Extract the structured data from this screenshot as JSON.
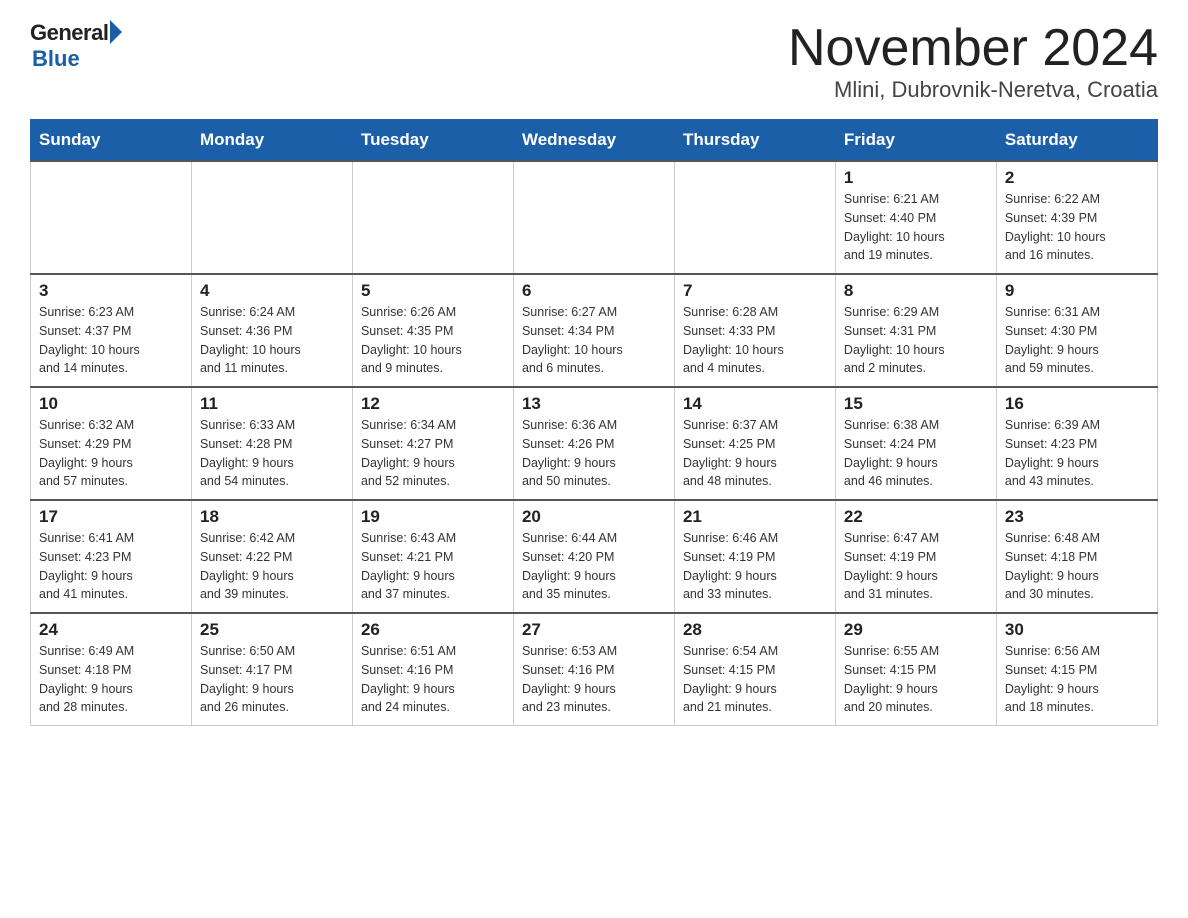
{
  "logo": {
    "general": "General",
    "blue": "Blue"
  },
  "title": {
    "month": "November 2024",
    "location": "Mlini, Dubrovnik-Neretva, Croatia"
  },
  "weekdays": [
    "Sunday",
    "Monday",
    "Tuesday",
    "Wednesday",
    "Thursday",
    "Friday",
    "Saturday"
  ],
  "weeks": [
    [
      {
        "day": "",
        "info": ""
      },
      {
        "day": "",
        "info": ""
      },
      {
        "day": "",
        "info": ""
      },
      {
        "day": "",
        "info": ""
      },
      {
        "day": "",
        "info": ""
      },
      {
        "day": "1",
        "info": "Sunrise: 6:21 AM\nSunset: 4:40 PM\nDaylight: 10 hours\nand 19 minutes."
      },
      {
        "day": "2",
        "info": "Sunrise: 6:22 AM\nSunset: 4:39 PM\nDaylight: 10 hours\nand 16 minutes."
      }
    ],
    [
      {
        "day": "3",
        "info": "Sunrise: 6:23 AM\nSunset: 4:37 PM\nDaylight: 10 hours\nand 14 minutes."
      },
      {
        "day": "4",
        "info": "Sunrise: 6:24 AM\nSunset: 4:36 PM\nDaylight: 10 hours\nand 11 minutes."
      },
      {
        "day": "5",
        "info": "Sunrise: 6:26 AM\nSunset: 4:35 PM\nDaylight: 10 hours\nand 9 minutes."
      },
      {
        "day": "6",
        "info": "Sunrise: 6:27 AM\nSunset: 4:34 PM\nDaylight: 10 hours\nand 6 minutes."
      },
      {
        "day": "7",
        "info": "Sunrise: 6:28 AM\nSunset: 4:33 PM\nDaylight: 10 hours\nand 4 minutes."
      },
      {
        "day": "8",
        "info": "Sunrise: 6:29 AM\nSunset: 4:31 PM\nDaylight: 10 hours\nand 2 minutes."
      },
      {
        "day": "9",
        "info": "Sunrise: 6:31 AM\nSunset: 4:30 PM\nDaylight: 9 hours\nand 59 minutes."
      }
    ],
    [
      {
        "day": "10",
        "info": "Sunrise: 6:32 AM\nSunset: 4:29 PM\nDaylight: 9 hours\nand 57 minutes."
      },
      {
        "day": "11",
        "info": "Sunrise: 6:33 AM\nSunset: 4:28 PM\nDaylight: 9 hours\nand 54 minutes."
      },
      {
        "day": "12",
        "info": "Sunrise: 6:34 AM\nSunset: 4:27 PM\nDaylight: 9 hours\nand 52 minutes."
      },
      {
        "day": "13",
        "info": "Sunrise: 6:36 AM\nSunset: 4:26 PM\nDaylight: 9 hours\nand 50 minutes."
      },
      {
        "day": "14",
        "info": "Sunrise: 6:37 AM\nSunset: 4:25 PM\nDaylight: 9 hours\nand 48 minutes."
      },
      {
        "day": "15",
        "info": "Sunrise: 6:38 AM\nSunset: 4:24 PM\nDaylight: 9 hours\nand 46 minutes."
      },
      {
        "day": "16",
        "info": "Sunrise: 6:39 AM\nSunset: 4:23 PM\nDaylight: 9 hours\nand 43 minutes."
      }
    ],
    [
      {
        "day": "17",
        "info": "Sunrise: 6:41 AM\nSunset: 4:23 PM\nDaylight: 9 hours\nand 41 minutes."
      },
      {
        "day": "18",
        "info": "Sunrise: 6:42 AM\nSunset: 4:22 PM\nDaylight: 9 hours\nand 39 minutes."
      },
      {
        "day": "19",
        "info": "Sunrise: 6:43 AM\nSunset: 4:21 PM\nDaylight: 9 hours\nand 37 minutes."
      },
      {
        "day": "20",
        "info": "Sunrise: 6:44 AM\nSunset: 4:20 PM\nDaylight: 9 hours\nand 35 minutes."
      },
      {
        "day": "21",
        "info": "Sunrise: 6:46 AM\nSunset: 4:19 PM\nDaylight: 9 hours\nand 33 minutes."
      },
      {
        "day": "22",
        "info": "Sunrise: 6:47 AM\nSunset: 4:19 PM\nDaylight: 9 hours\nand 31 minutes."
      },
      {
        "day": "23",
        "info": "Sunrise: 6:48 AM\nSunset: 4:18 PM\nDaylight: 9 hours\nand 30 minutes."
      }
    ],
    [
      {
        "day": "24",
        "info": "Sunrise: 6:49 AM\nSunset: 4:18 PM\nDaylight: 9 hours\nand 28 minutes."
      },
      {
        "day": "25",
        "info": "Sunrise: 6:50 AM\nSunset: 4:17 PM\nDaylight: 9 hours\nand 26 minutes."
      },
      {
        "day": "26",
        "info": "Sunrise: 6:51 AM\nSunset: 4:16 PM\nDaylight: 9 hours\nand 24 minutes."
      },
      {
        "day": "27",
        "info": "Sunrise: 6:53 AM\nSunset: 4:16 PM\nDaylight: 9 hours\nand 23 minutes."
      },
      {
        "day": "28",
        "info": "Sunrise: 6:54 AM\nSunset: 4:15 PM\nDaylight: 9 hours\nand 21 minutes."
      },
      {
        "day": "29",
        "info": "Sunrise: 6:55 AM\nSunset: 4:15 PM\nDaylight: 9 hours\nand 20 minutes."
      },
      {
        "day": "30",
        "info": "Sunrise: 6:56 AM\nSunset: 4:15 PM\nDaylight: 9 hours\nand 18 minutes."
      }
    ]
  ]
}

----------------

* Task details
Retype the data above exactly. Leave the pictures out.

* Worked solution
Extract the structured data from this screenshot as JSON.
{
  "logo": {
    "general": "General",
    "blue": "Blue"
  },
  "title": {
    "month": "November 2024",
    "location": "Mlini, Dubrovnik-Neretva, Croatia"
  },
  "weekdays": [
    "Sunday",
    "Monday",
    "Tuesday",
    "Wednesday",
    "Thursday",
    "Friday",
    "Saturday"
  ],
  "weeks": [
    [
      {
        "day": "",
        "info": ""
      },
      {
        "day": "",
        "info": ""
      },
      {
        "day": "",
        "info": ""
      },
      {
        "day": "",
        "info": ""
      },
      {
        "day": "",
        "info": ""
      },
      {
        "day": "1",
        "info": "Sunrise: 6:21 AM\nSunset: 4:40 PM\nDaylight: 10 hours\nand 19 minutes."
      },
      {
        "day": "2",
        "info": "Sunrise: 6:22 AM\nSunset: 4:39 PM\nDaylight: 10 hours\nand 16 minutes."
      }
    ],
    [
      {
        "day": "3",
        "info": "Sunrise: 6:23 AM\nSunset: 4:37 PM\nDaylight: 10 hours\nand 14 minutes."
      },
      {
        "day": "4",
        "info": "Sunrise: 6:24 AM\nSunset: 4:36 PM\nDaylight: 10 hours\nand 11 minutes."
      },
      {
        "day": "5",
        "info": "Sunrise: 6:26 AM\nSunset: 4:35 PM\nDaylight: 10 hours\nand 9 minutes."
      },
      {
        "day": "6",
        "info": "Sunrise: 6:27 AM\nSunset: 4:34 PM\nDaylight: 10 hours\nand 6 minutes."
      },
      {
        "day": "7",
        "info": "Sunrise: 6:28 AM\nSunset: 4:33 PM\nDaylight: 10 hours\nand 4 minutes."
      },
      {
        "day": "8",
        "info": "Sunrise: 6:29 AM\nSunset: 4:31 PM\nDaylight: 10 hours\nand 2 minutes."
      },
      {
        "day": "9",
        "info": "Sunrise: 6:31 AM\nSunset: 4:30 PM\nDaylight: 9 hours\nand 59 minutes."
      }
    ],
    [
      {
        "day": "10",
        "info": "Sunrise: 6:32 AM\nSunset: 4:29 PM\nDaylight: 9 hours\nand 57 minutes."
      },
      {
        "day": "11",
        "info": "Sunrise: 6:33 AM\nSunset: 4:28 PM\nDaylight: 9 hours\nand 54 minutes."
      },
      {
        "day": "12",
        "info": "Sunrise: 6:34 AM\nSunset: 4:27 PM\nDaylight: 9 hours\nand 52 minutes."
      },
      {
        "day": "13",
        "info": "Sunrise: 6:36 AM\nSunset: 4:26 PM\nDaylight: 9 hours\nand 50 minutes."
      },
      {
        "day": "14",
        "info": "Sunrise: 6:37 AM\nSunset: 4:25 PM\nDaylight: 9 hours\nand 48 minutes."
      },
      {
        "day": "15",
        "info": "Sunrise: 6:38 AM\nSunset: 4:24 PM\nDaylight: 9 hours\nand 46 minutes."
      },
      {
        "day": "16",
        "info": "Sunrise: 6:39 AM\nSunset: 4:23 PM\nDaylight: 9 hours\nand 43 minutes."
      }
    ],
    [
      {
        "day": "17",
        "info": "Sunrise: 6:41 AM\nSunset: 4:23 PM\nDaylight: 9 hours\nand 41 minutes."
      },
      {
        "day": "18",
        "info": "Sunrise: 6:42 AM\nSunset: 4:22 PM\nDaylight: 9 hours\nand 39 minutes."
      },
      {
        "day": "19",
        "info": "Sunrise: 6:43 AM\nSunset: 4:21 PM\nDaylight: 9 hours\nand 37 minutes."
      },
      {
        "day": "20",
        "info": "Sunrise: 6:44 AM\nSunset: 4:20 PM\nDaylight: 9 hours\nand 35 minutes."
      },
      {
        "day": "21",
        "info": "Sunrise: 6:46 AM\nSunset: 4:19 PM\nDaylight: 9 hours\nand 33 minutes."
      },
      {
        "day": "22",
        "info": "Sunrise: 6:47 AM\nSunset: 4:19 PM\nDaylight: 9 hours\nand 31 minutes."
      },
      {
        "day": "23",
        "info": "Sunrise: 6:48 AM\nSunset: 4:18 PM\nDaylight: 9 hours\nand 30 minutes."
      }
    ],
    [
      {
        "day": "24",
        "info": "Sunrise: 6:49 AM\nSunset: 4:18 PM\nDaylight: 9 hours\nand 28 minutes."
      },
      {
        "day": "25",
        "info": "Sunrise: 6:50 AM\nSunset: 4:17 PM\nDaylight: 9 hours\nand 26 minutes."
      },
      {
        "day": "26",
        "info": "Sunrise: 6:51 AM\nSunset: 4:16 PM\nDaylight: 9 hours\nand 24 minutes."
      },
      {
        "day": "27",
        "info": "Sunrise: 6:53 AM\nSunset: 4:16 PM\nDaylight: 9 hours\nand 23 minutes."
      },
      {
        "day": "28",
        "info": "Sunrise: 6:54 AM\nSunset: 4:15 PM\nDaylight: 9 hours\nand 21 minutes."
      },
      {
        "day": "29",
        "info": "Sunrise: 6:55 AM\nSunset: 4:15 PM\nDaylight: 9 hours\nand 20 minutes."
      },
      {
        "day": "30",
        "info": "Sunrise: 6:56 AM\nSunset: 4:15 PM\nDaylight: 9 hours\nand 18 minutes."
      }
    ]
  ]
}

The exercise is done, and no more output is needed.